• EnergyNest is one of 15 start-ups nominated as finalists of the Start Up Energy Transition Award 2020. EnergyNest's thermal battery consists of steel cassettes with pipes encased in a special type of concrete. The Norwegian company announced earlier this year that an EnergyNest battery with a capacity of 6-8 MWh would be installed at a brick manufacturing plant in Austria.
• "T-History Simplified: Combining a Universal Standard with an IoT Strategy," presented by Madison Hammerberg, product development engineering manager at CAVU Group, will be among the presentations at the Advancements in Thermal Management conference in Denver, Aug. 6-7, 2020.
• Terrafore Technologies of Minneapolis is one of 13 companies to be awarded a Launch Minnesota Innovation Grant from the state's Department of Employment and Economic Development. The grants total $344,000; the amounts of individual grants were not disclosed. Terrafore is developing thermal energy storage to provide dispatchable solar power generation to the grid.
• RayGen Resources Pty. Ltd. of Australia has been awarded $3 million AUD toward a feasibility study for a 4 MW “solar hydro” power plant in Victoria. The money will come from the Australian Renewable Energy Agency. RayGen's system extracts heat from solar panels and stores it in a water reservoir acting as a heat store. The hot reservoir is paired with cold reservoir chilled by electricity from the solar panels and the grid. The temperature difference powers an Organic Rankine Cycle engine to generate electricity with a round-trip efficiency of 70%.
• The Swedish thermal energy storage company Azelio has completed the installation of "a system that will store solar energy from what is claimed to be the world’s largest concentrated solar power plant project," Energy Storage Journal reports. "The complex [in Morocco] is 2,500 hectares in size, and solar panels cover 1,000 square metres — which means it could potentially harvest a total of 2.6GW a year." The system uses recycled aluminum as the heat storage material.
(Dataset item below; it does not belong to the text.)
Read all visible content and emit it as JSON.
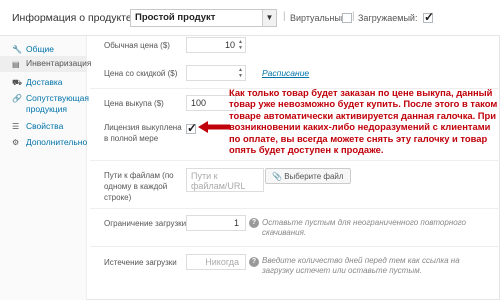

• Sunamp Ltd. of Edinburgh, Scotland, has signed a memo of understanding with Ripple Energy, a company that enables customers to part-own large-scale wind farms to power their homes. Under the agreement, Ripple will offer its customers Sunamp heat batteries, which use a specially formulated phase change material to store large amounts of energy from renewable and other sources and release it as heat to deliver hot water and space heating as needed.